Unfortunately, she says, Lufthansa must wait longer to connect its A380s. Earlier this year, Airbus agreed to ultimately make Panasonic’s eXConnect Internet system linefit offerable on the A380, but the process will take time.
“We’re still waiting for it [STC for the A380] so by the end of next year, we hopefully will be able to retrofit the A380s as well,” says Hierschbiel. “For Lufthansa it’s important to offer a connectivity service like you find on the ground on the complete fleet because it’s not explainable to a customer why a brand new aircraft like an A380 would not have such a service if you have it on all other kinds of aircraft so that was one of the main drivers.”
She reports that the service, dubbed FlyNet by Lufthansa, “is working very well. Our passengers are quite happy with it. We get only good recommendations. We know certain routes, very far north, you come to a point where connectivity is not efficient any more. But I think the service overall is very much appreciated and we get much more requests from our customers as to why the fleet is not completed today and why it takes longer.

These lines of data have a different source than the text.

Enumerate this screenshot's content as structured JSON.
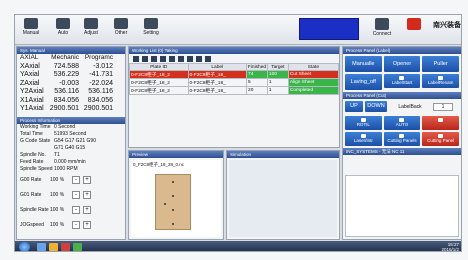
{
  "toolbar": {
    "manual": "Manual",
    "auto": "Auto",
    "adjust": "Adjust",
    "other": "Other",
    "setting": "Setting",
    "connect": "Connect",
    "brand": "南兴装备"
  },
  "coords": {
    "title": "Sys. Manual",
    "header": [
      "AXIAL",
      "Mechanic",
      "Programc"
    ],
    "rows": [
      {
        "axis": "XAxial",
        "mech": "724.588",
        "prog": "-3.012"
      },
      {
        "axis": "YAxial",
        "mech": "536.229",
        "prog": "-41.731"
      },
      {
        "axis": "ZAxial",
        "mech": "-0.003",
        "prog": "-22.024"
      },
      {
        "axis": "Y2Axial",
        "mech": "536.116",
        "prog": "536.116"
      },
      {
        "axis": "X1Axial",
        "mech": "834.056",
        "prog": "834.056"
      },
      {
        "axis": "Y1Axial",
        "mech": "2900.501",
        "prog": "2900.501"
      }
    ]
  },
  "process": {
    "title": "Process Information",
    "rows": [
      {
        "k": "Working Time",
        "v": "0 Second"
      },
      {
        "k": "Total Time",
        "v": "51993 Second"
      },
      {
        "k": "G Code State",
        "v": "G54 G17 G21 G90"
      },
      {
        "k": "",
        "v": "G71 G40 G15"
      },
      {
        "k": "Spindle No.",
        "v": "T1"
      },
      {
        "k": "Feed Rate",
        "v": "0.000 mm/min"
      },
      {
        "k": "Spindle Speed",
        "v": "1000 RPM"
      }
    ],
    "rates": [
      {
        "k": "G00 Rate",
        "v": "100 %"
      },
      {
        "k": "G01 Rate",
        "v": "100 %"
      },
      {
        "k": "Spindle Rate",
        "v": "100 %"
      },
      {
        "k": "JOGspeed",
        "v": "100 %"
      }
    ]
  },
  "tasks": {
    "title": "Working List (0) Taking",
    "columns": [
      "Plate ID",
      "Label",
      "Finished",
      "Target",
      "State"
    ],
    "rows": [
      {
        "id": "0-F2C8柜子_18_2",
        "label": "0-F2C8柜子_18_",
        "fin": "74",
        "target": "100",
        "state": "Cut Sheet"
      },
      {
        "id": "0-F2C8柜子_18_2",
        "label": "0-F2C8柜子_18_",
        "fin": "5",
        "target": "1",
        "state": "Align Sheet"
      },
      {
        "id": "0-F2C8柜子_18_2",
        "label": "0-F2C8柜子_18_",
        "fin": "20",
        "target": "1",
        "state": "Completed"
      }
    ]
  },
  "preview": {
    "title": "Preview",
    "file": "0_F2C8柜子_18_28_0.nc",
    "sim_title": "Simulation"
  },
  "right": {
    "title": "Process Panel (Label)",
    "btn_row1": [
      "Manualle",
      "Opener",
      "Puller"
    ],
    "btn_row2": [
      "Laving_off",
      "LabelStart",
      "LabelRenam"
    ],
    "panel2_title": "Process Panel (Cut)",
    "row3": [
      "UP",
      "DOWN",
      "LabelBack",
      "1"
    ],
    "row4": [
      "ROTIL",
      "AUTO"
    ],
    "row5": [
      "Laser/Intr",
      "Cutting Panels",
      "Cutting Panel"
    ],
    "info_title": "INC_SYSTEMS - 无法 NC 11"
  },
  "taskbar": {
    "time": "15:27",
    "date": "2016/1/2"
  }
}
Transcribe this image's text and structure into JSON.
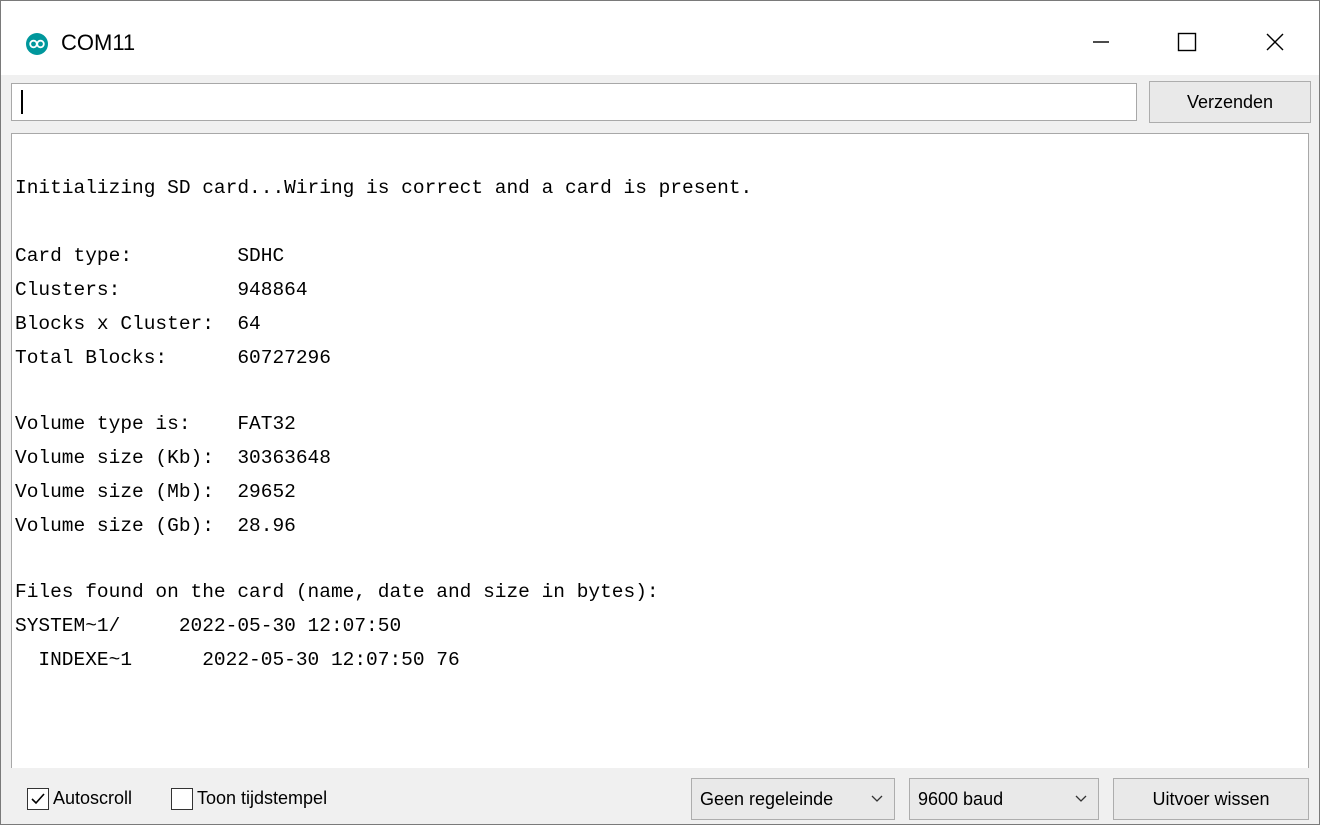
{
  "window": {
    "title": "COM11",
    "icon": "arduino-icon",
    "controls": [
      "minimize-icon",
      "maximize-icon",
      "close-icon"
    ]
  },
  "input": {
    "value": "",
    "send_label": "Verzenden"
  },
  "output": {
    "lines": [
      "Initializing SD card...Wiring is correct and a card is present.",
      "",
      "Card type:         SDHC",
      "Clusters:          948864",
      "Blocks x Cluster:  64",
      "Total Blocks:      60727296",
      "",
      "Volume type is:    FAT32",
      "Volume size (Kb):  30363648",
      "Volume size (Mb):  29652",
      "Volume size (Gb):  28.96",
      "",
      "Files found on the card (name, date and size in bytes):",
      "SYSTEM~1/     2022-05-30 12:07:50",
      "  INDEXE~1      2022-05-30 12:07:50 76"
    ]
  },
  "bottom": {
    "autoscroll_label": "Autoscroll",
    "autoscroll_checked": true,
    "timestamp_label": "Toon tijdstempel",
    "timestamp_checked": false,
    "line_ending": "Geen regeleinde",
    "baud": "9600 baud",
    "clear_label": "Uitvoer wissen"
  },
  "colors": {
    "accent": "#00979c",
    "chrome": "#f0f0f0",
    "button": "#e9e9e9"
  }
}
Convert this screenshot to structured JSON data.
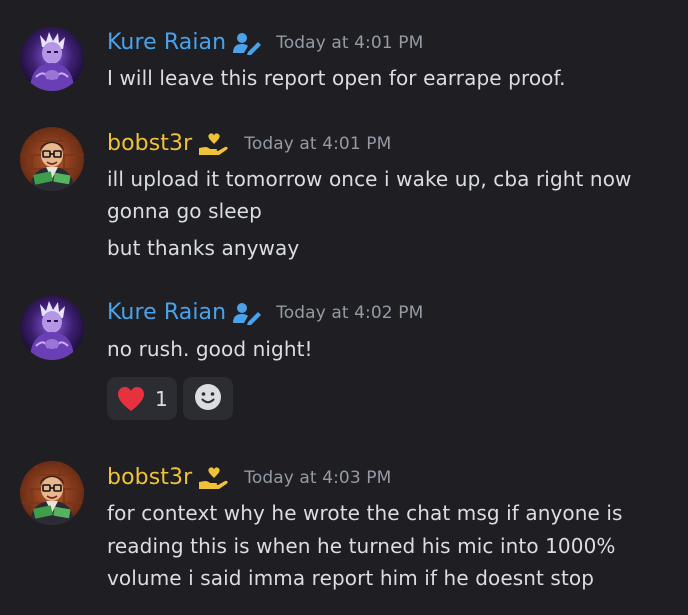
{
  "colors": {
    "background": "#1e1e23",
    "kure_name": "#4aa3ea",
    "bobst_name": "#f0c238",
    "timestamp": "#949ba4",
    "text": "#dbdee1",
    "reaction_bg": "#2b2d33"
  },
  "messages": [
    {
      "username": "Kure Raian",
      "role_icon": "user-edit-icon",
      "timestamp": "Today at 4:01 PM",
      "lines": [
        "I will leave this report open for earrape proof."
      ]
    },
    {
      "username": "bobst3r",
      "role_icon": "hand-heart-icon",
      "timestamp": "Today at 4:01 PM",
      "lines": [
        "ill upload it tomorrow once i wake up, cba right now",
        "gonna go sleep",
        "but thanks anyway"
      ]
    },
    {
      "username": "Kure Raian",
      "role_icon": "user-edit-icon",
      "timestamp": "Today at 4:02 PM",
      "lines": [
        "no rush. good night!"
      ],
      "reaction": {
        "emoji": "heart-icon",
        "count": "1"
      },
      "add_reaction_icon": "smiley-icon"
    },
    {
      "username": "bobst3r",
      "role_icon": "hand-heart-icon",
      "timestamp": "Today at 4:03 PM",
      "lines": [
        "for context why he wrote the chat msg if anyone is",
        "reading this is when he turned his mic into 1000%",
        "volume i said imma report him if he doesnt stop"
      ]
    }
  ]
}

But I think with 65 long-haul aircraft we have the largest Internet connectivity [long-haul] fleet in the world and that is already a good thing.”
Is there enough bandwidth to satiate passengers? “This is something that needs to be validated by Panasonic. Our expectation is that we have a minimum requirement for our customers and in a way that is something for Panasonic to fulfil because for us it is very important that a customer receives what we promise them as a service. We know it’s not going to be like Wi-Fi on the ground, we’re not going to be able to match this, because you have other circumstances like [Ku-band] satellite hopping…but nevertheless, we have set certain expectations of Panasonic and they will do whatever they can to fulfil them.”
Meanwhile, Lufthansa’s IFE service now includes a first integrated live TV channel – Sports 24. The signal is transmitted directly on board by satellite via the FlyNet broadband service and from there to the entertainment system. Unlike the Internet, this service – which is already available on three recently delivered Airbus A330s – is free of charge for passengers.
By August Lufthansa will extend the IPTV channel to the wireless “so when the Olympics start we will have it on all Wi-Fi-enabled aircraft so you can have it free of charge through the portal”, says Hierschbiel.
Mobile connectivity, via Panasonic’s partner AeroMobile, will be offered as soon as possible. “We’re waiting for the STC,” says the Lufthansa executive. Voice will be deactivated, however, “because our passengers are telling us they don’t want to have it”.